“Hell, no. We moved your ass first night we captured you. Your nutrient tube is cut with enough SomniTrip to keep your body immobile for the next century. It’s one nasty drug that shit. Like a liquid coma, only instead of dreaming, your mind is totally 100% clear, sharp enough to work the GlobalNet like you were tweaking on Trip.”
He paused from his mock prayer, staring up at her with horror. “How long can my brain sustain that much activity before it burns itself out?” She shrugged. “Seriously, how long do I have?”
“Don’t ask me. I ain’t no doc, I just handle procurements. I don’t think they know. None have burned out yet.”
“How long have I been under?”
She seemed to weigh her options, perhaps checking a clock on the HUD only she could see. She might actually have felt some bit of sympathy for him, but remained wary that any nicety might form an exploitable bond with his captor. Finally, she made up her mind with a sigh. “Three weeks, I think, maybe four. You all kind of run together.”
He stood, his lanky avatar a foot taller than her lithe frame. “Who did I piss off to deserve this?”
“Oh come on, Albert,” she said, emphasizing his Anglo name evilly, “we both know what you do to make your paper. You hack. Hackers make all sorts of enemies, corporate and criminal. Pick one.”
He had her there. Mu crossed his arms across his waist, stretching his virtual muscles in preparation for the coming carnage. “Ready, Mr. Nothing?”
Mu nodded. A rocket launcher twice as large as she should have been able to bear appeared in her hands. She tossed it casually. As his hands closed on the weapon, he felt the interface connect his avatar program with the launcher’s software. That little glimmer of connection, that little nanosecond flash of code across his vision became the sliver of light in the pitch black box they had trapped him in. The gates rattled upwards. Every step he took into the arena, his mind processed that scrap of code, probing it for weaknesses.

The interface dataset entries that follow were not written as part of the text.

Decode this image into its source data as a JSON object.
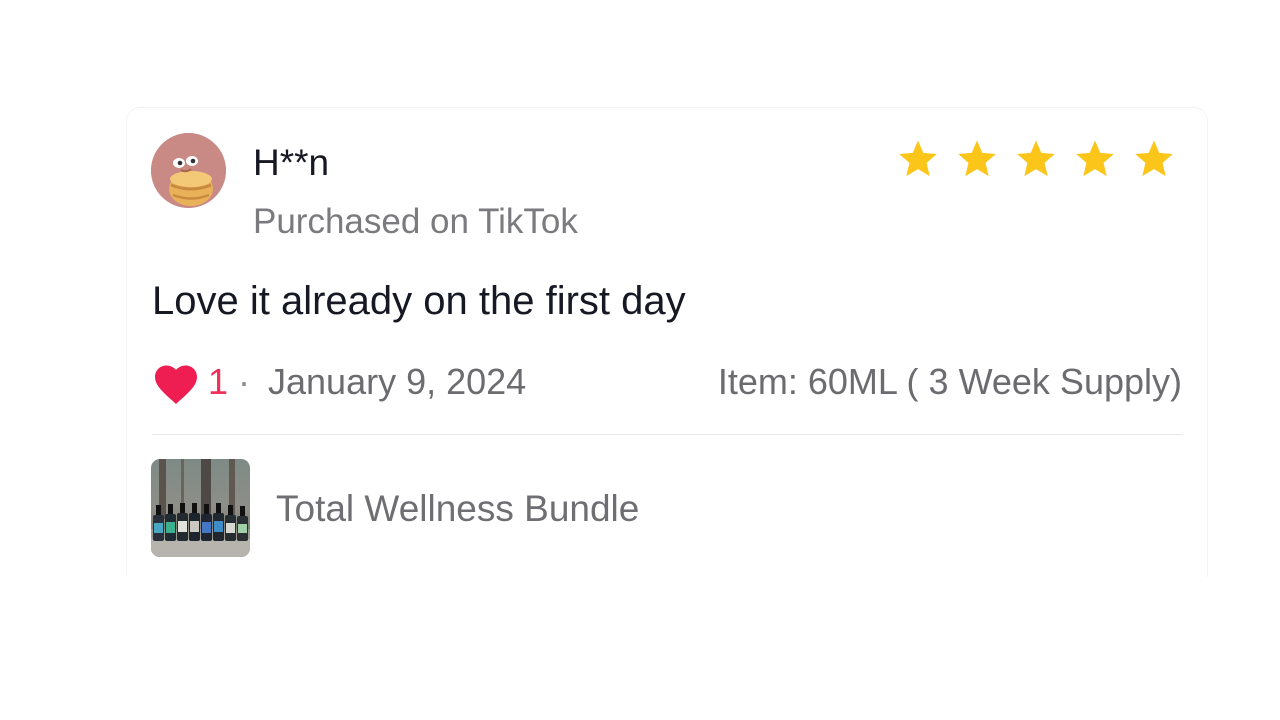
{
  "review": {
    "username": "H**n",
    "source": "Purchased on TikTok",
    "rating": 5,
    "rating_max": 5,
    "star_color": "#FCC51A",
    "text": "Love it already on the first day",
    "likes": "1",
    "separator": "·",
    "date": "January 9, 2024",
    "item": "Item: 60ML ( 3 Week Supply)",
    "heart_color": "#EE1D52"
  },
  "product": {
    "name": "Total Wellness Bundle"
  }
}
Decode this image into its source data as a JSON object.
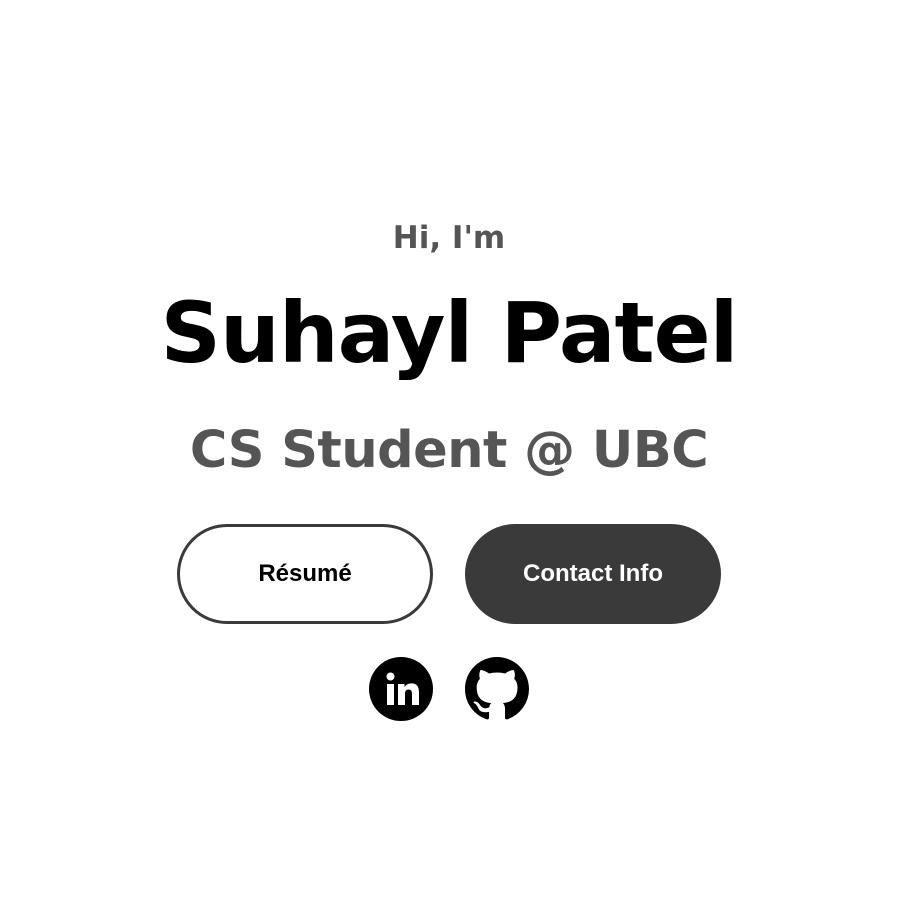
{
  "hero": {
    "greeting": "Hi, I'm",
    "name": "Suhayl Patel",
    "subtitle": "CS Student @ UBC"
  },
  "buttons": {
    "resume_label": "Résumé",
    "contact_label": "Contact Info"
  },
  "social": [
    {
      "icon": "linkedin-icon"
    },
    {
      "icon": "github-icon"
    }
  ],
  "colors": {
    "background": "#ffffff",
    "heading": "#000000",
    "muted_text": "#555555",
    "button_dark": "#3a3a3a"
  }
}
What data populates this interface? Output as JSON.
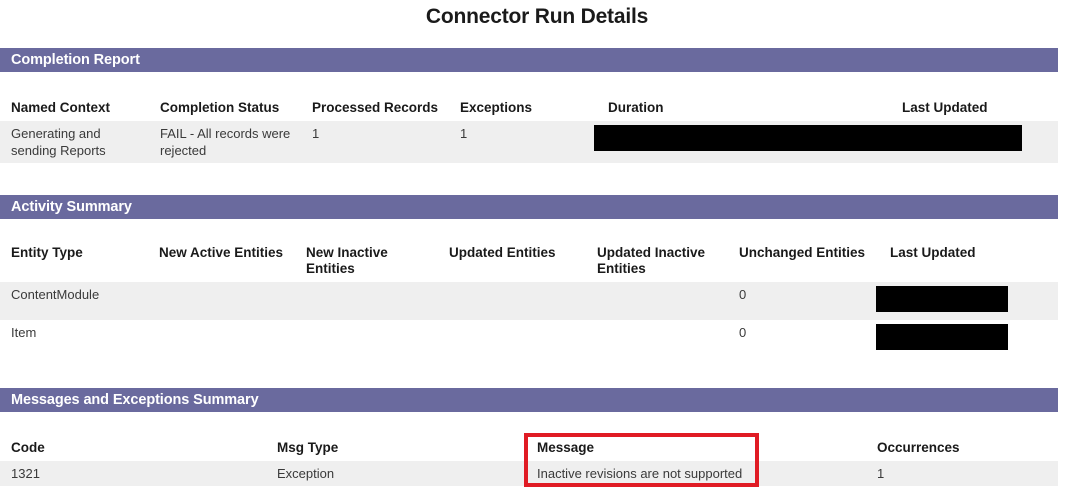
{
  "page": {
    "title": "Connector Run Details"
  },
  "sections": {
    "completion_report": {
      "heading": "Completion Report",
      "columns": [
        "Named Context",
        "Completion Status",
        "Processed Records",
        "Exceptions",
        "Duration",
        "Last Updated"
      ],
      "rows": [
        {
          "named_context": "Generating and sending Reports",
          "completion_status": "FAIL - All records were rejected",
          "processed_records": "1",
          "exceptions": "1",
          "duration": "",
          "last_updated": "",
          "redacted": true
        }
      ]
    },
    "activity_summary": {
      "heading": "Activity Summary",
      "columns": [
        "Entity Type",
        "New Active Entities",
        "New Inactive Entities",
        "Updated Entities",
        "Updated Inactive Entities",
        "Unchanged Entities",
        "Last Updated"
      ],
      "rows": [
        {
          "entity_type": "ContentModule",
          "new_active_entities": "",
          "new_inactive_entities": "",
          "updated_entities": "",
          "updated_inactive_entities": "",
          "unchanged_entities": "0",
          "last_updated": "",
          "redacted": true
        },
        {
          "entity_type": "Item",
          "new_active_entities": "",
          "new_inactive_entities": "",
          "updated_entities": "",
          "updated_inactive_entities": "",
          "unchanged_entities": "0",
          "last_updated": "",
          "redacted": true
        }
      ]
    },
    "messages_exceptions": {
      "heading": "Messages and Exceptions Summary",
      "columns": [
        "Code",
        "Msg Type",
        "Message",
        "Occurrences"
      ],
      "rows": [
        {
          "code": "1321",
          "msg_type": "Exception",
          "message": "Inactive revisions are not supported",
          "occurrences": "1"
        }
      ]
    }
  },
  "annotations": {
    "message_highlight": {
      "color": "#e01b24",
      "target": "Message"
    }
  },
  "colors": {
    "section_bar": "#6a6a9e",
    "zebra_row": "#efefef",
    "highlight": "#e01b24",
    "redaction": "#000000"
  }
}
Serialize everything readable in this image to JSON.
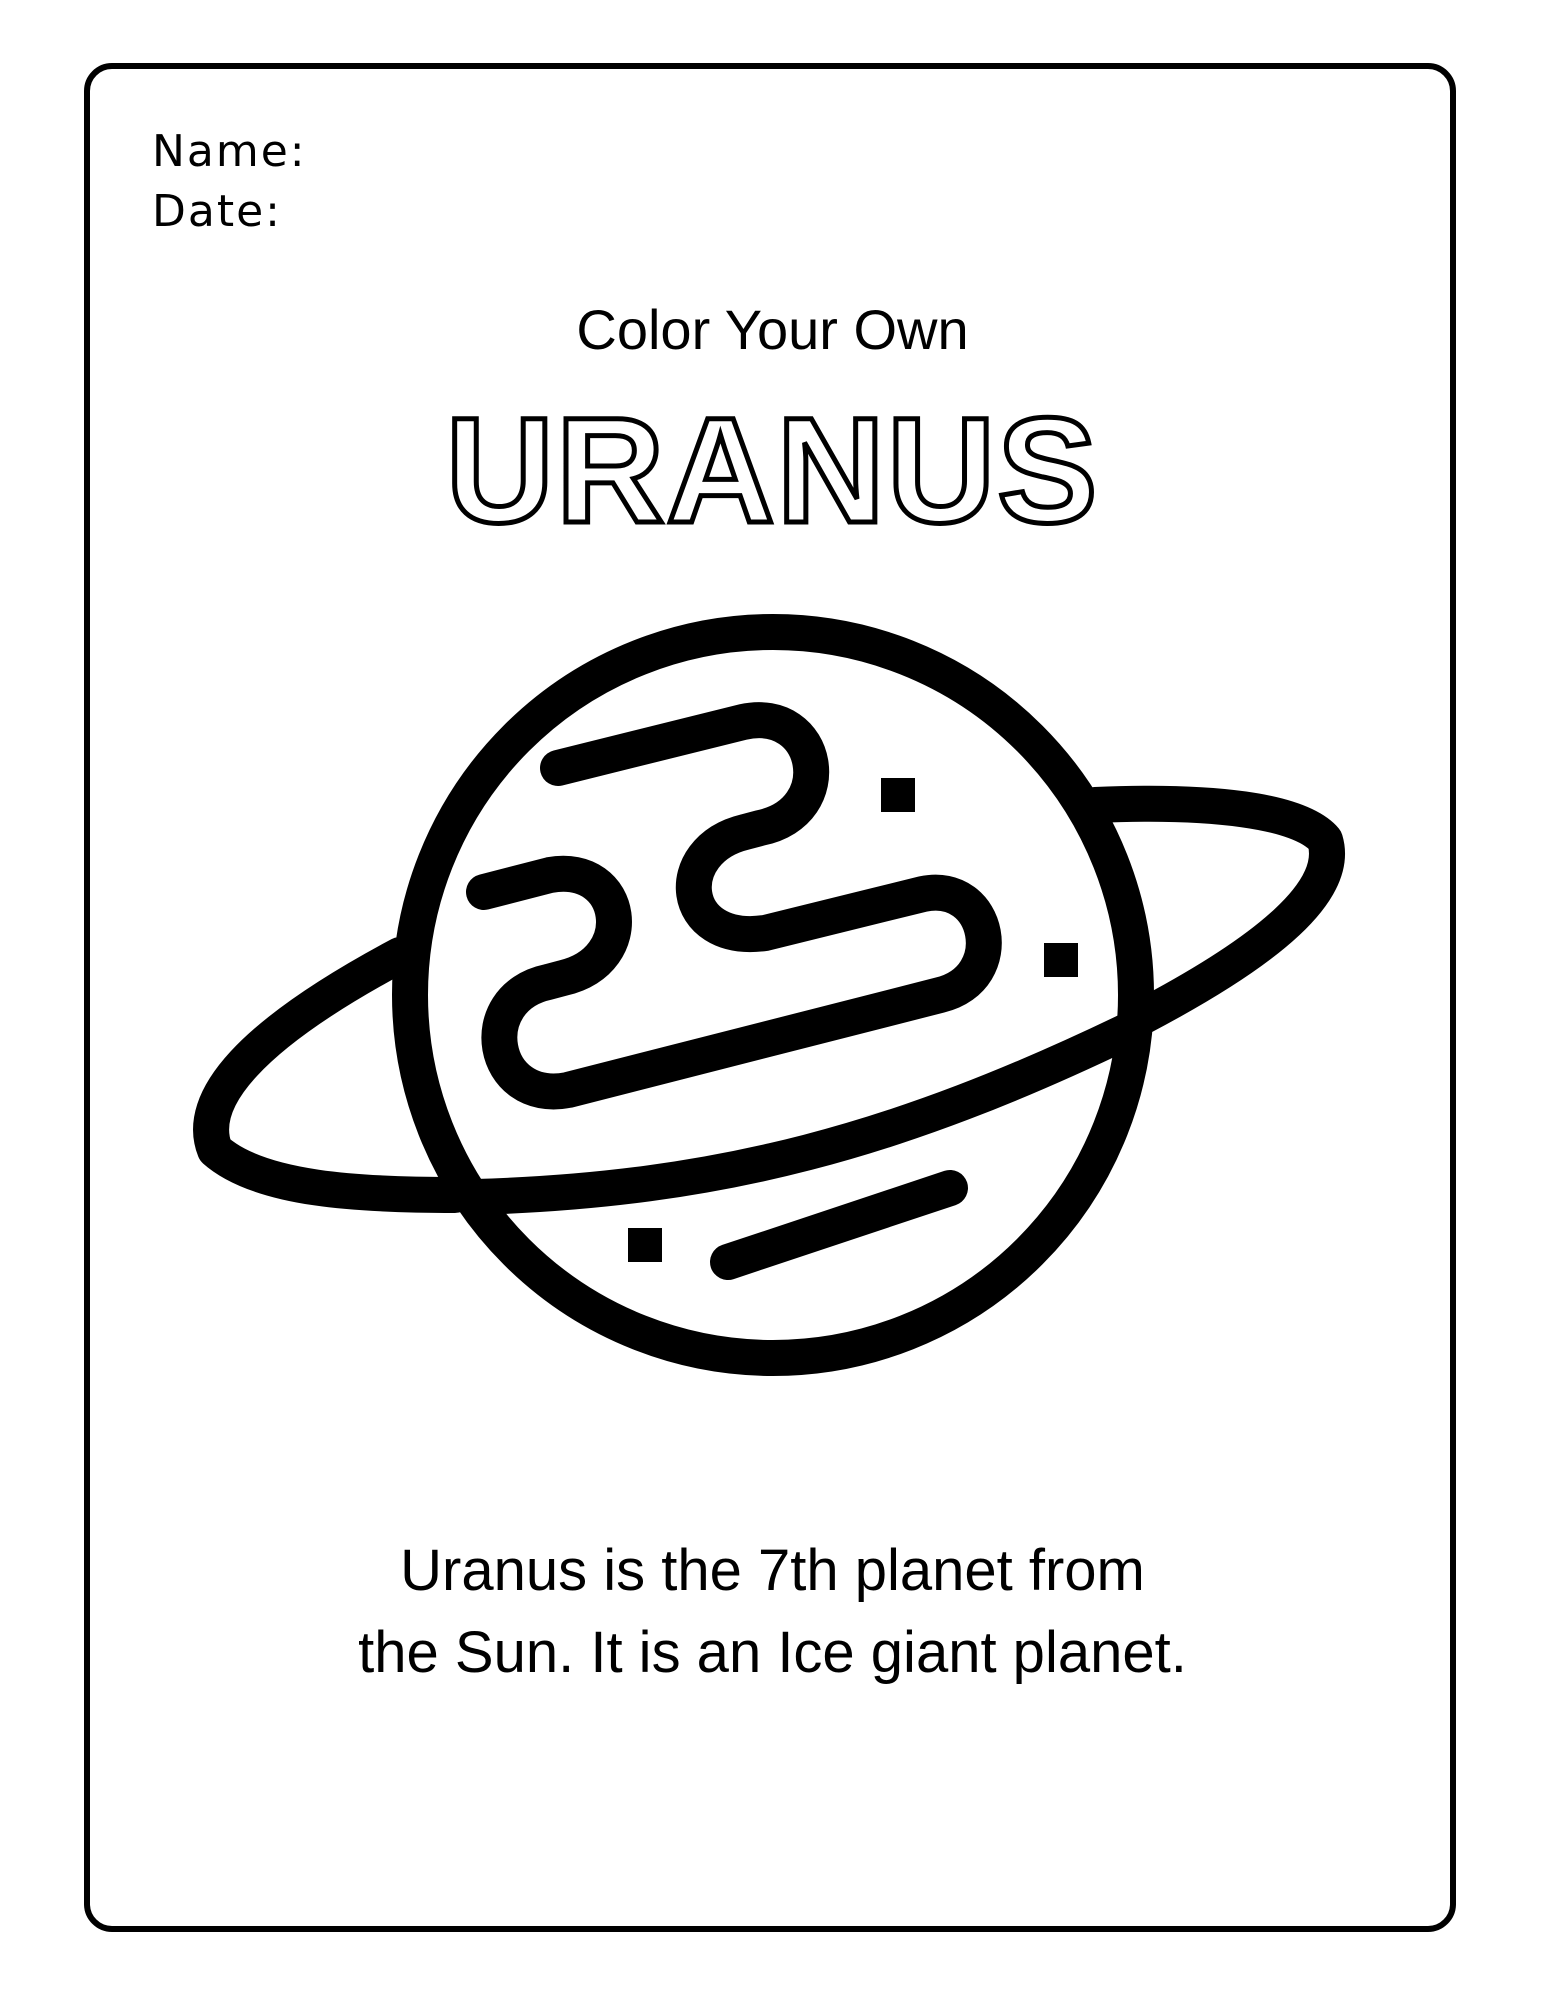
{
  "worksheet": {
    "name_label": "Name:",
    "date_label": "Date:",
    "subtitle": "Color Your Own",
    "title": "URANUS",
    "fact_line_1": "Uranus is the 7th planet from",
    "fact_line_2": "the Sun. It is an Ice giant planet."
  },
  "illustration": {
    "icon": "ringed-planet-outline-icon",
    "stroke_color": "#000000",
    "fill_color": "#ffffff"
  }
}
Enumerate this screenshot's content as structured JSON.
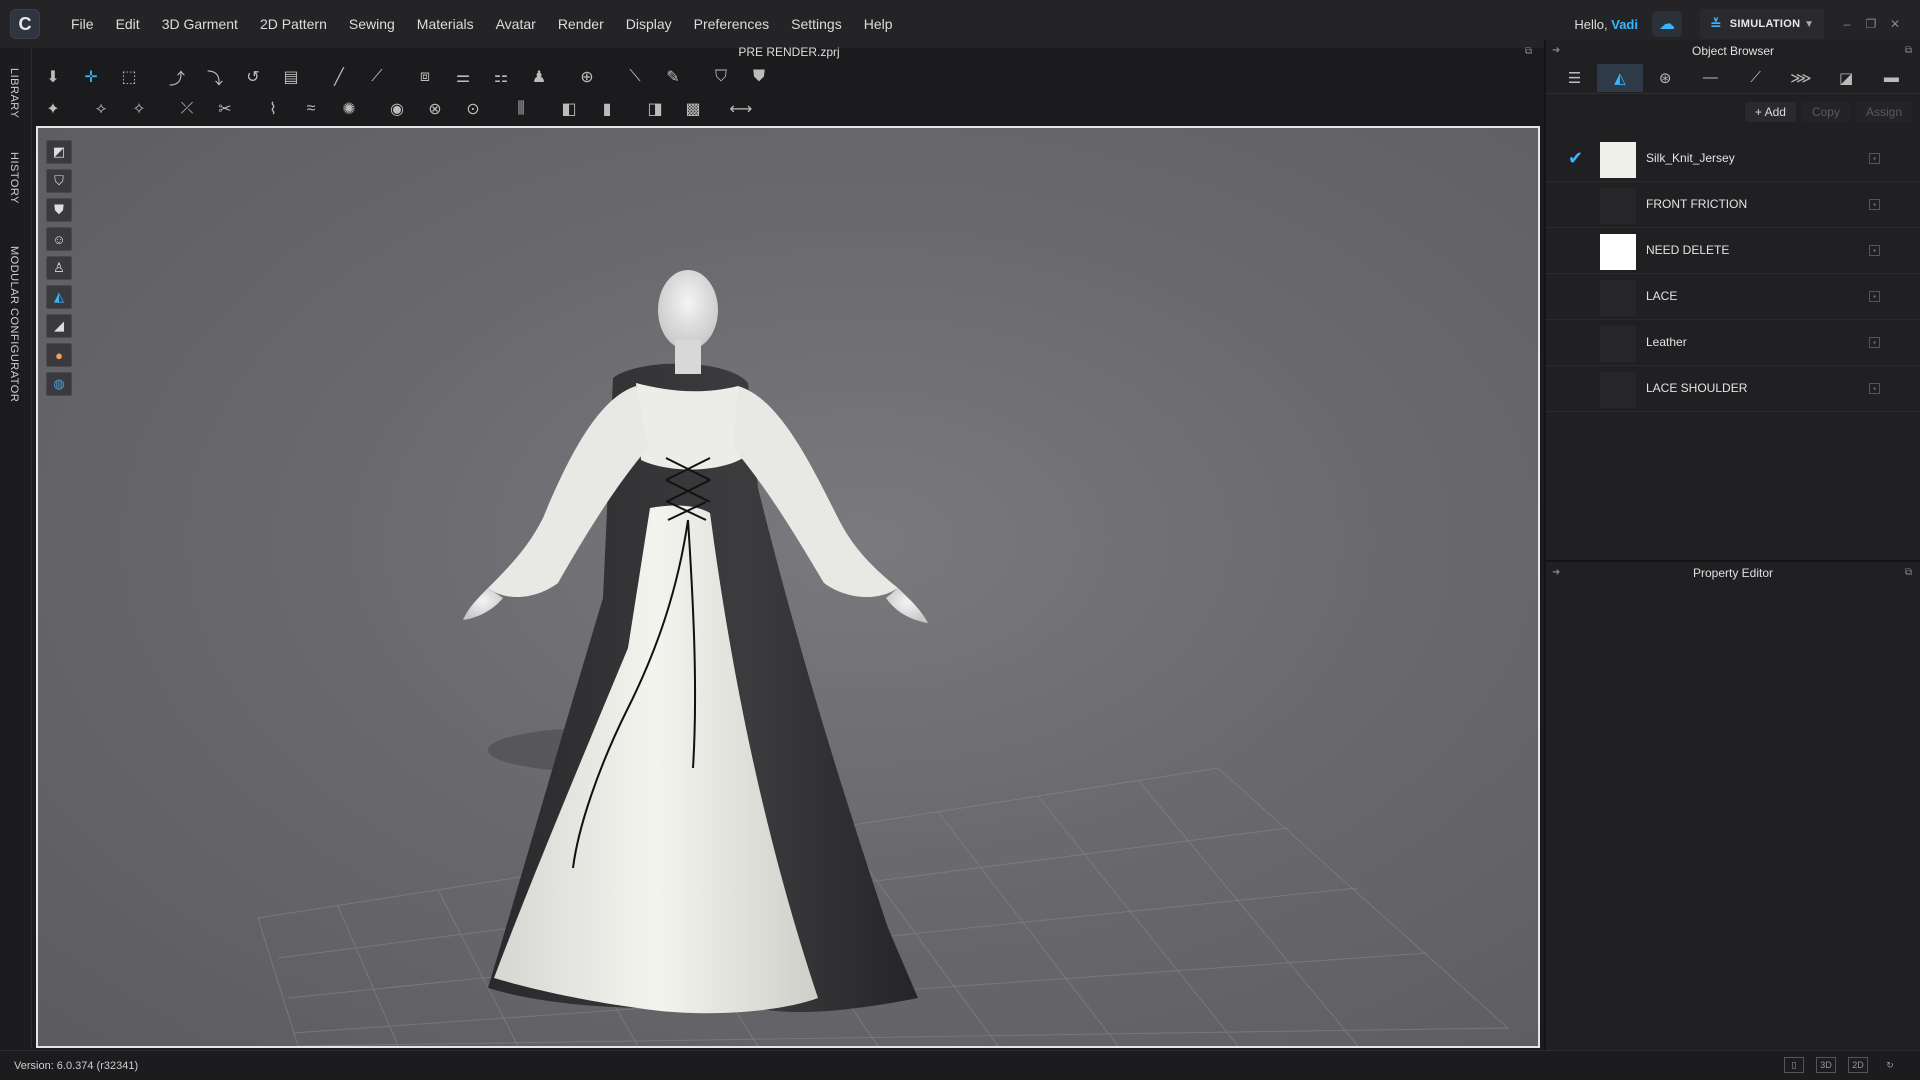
{
  "menubar": {
    "logo_icon": "clo-logo",
    "items": [
      "File",
      "Edit",
      "3D Garment",
      "2D Pattern",
      "Sewing",
      "Materials",
      "Avatar",
      "Render",
      "Display",
      "Preferences",
      "Settings",
      "Help"
    ],
    "greeting_prefix": "Hello, ",
    "user_name": "Vadi",
    "mode_label": "SIMULATION",
    "accent_color": "#38b7ff"
  },
  "left_tabs": [
    "LIBRARY",
    "HISTORY",
    "MODULAR CONFIGURATOR"
  ],
  "view3d": {
    "file_title": "PRE RENDER.zprj"
  },
  "object_browser": {
    "title": "Object Browser",
    "tabs": [
      "list-icon",
      "fabric-icon",
      "button-icon",
      "topstitch-icon",
      "line-icon",
      "zipper-icon",
      "puckering-icon",
      "measure-icon"
    ],
    "actions": {
      "add": "+ Add",
      "copy": "Copy",
      "assign": "Assign"
    },
    "fabrics": [
      {
        "name": "Silk_Knit_Jersey",
        "selected": true,
        "swatch": "#f0f0ea"
      },
      {
        "name": "FRONT FRICTION",
        "selected": false,
        "swatch": "#262629"
      },
      {
        "name": "NEED DELETE",
        "selected": false,
        "swatch": "#ffffff"
      },
      {
        "name": "LACE",
        "selected": false,
        "swatch": "#262629"
      },
      {
        "name": "Leather",
        "selected": false,
        "swatch": "#262629"
      },
      {
        "name": "LACE SHOULDER",
        "selected": false,
        "swatch": "#262629"
      }
    ]
  },
  "property_editor": {
    "title": "Property Editor"
  },
  "statusbar": {
    "version": "Version: 6.0.374 (r32341)"
  }
}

His opponent entered the fray with a thundering stride, the ground shuddering underneath Mu’s feet with each step. Mu used that intense level of concentration the drug had given him to write new code in his head, code that allowed him to store his writing in a separate cache from his normal avatar’s storage space, bypassing the need for his internal HUD. “Kanpai!” he screamed in rapture as he fired off the first shot from the rocket, smiling for the first time since he’d been captured as the smoke trailed off towards the giant gorilla with robot arms.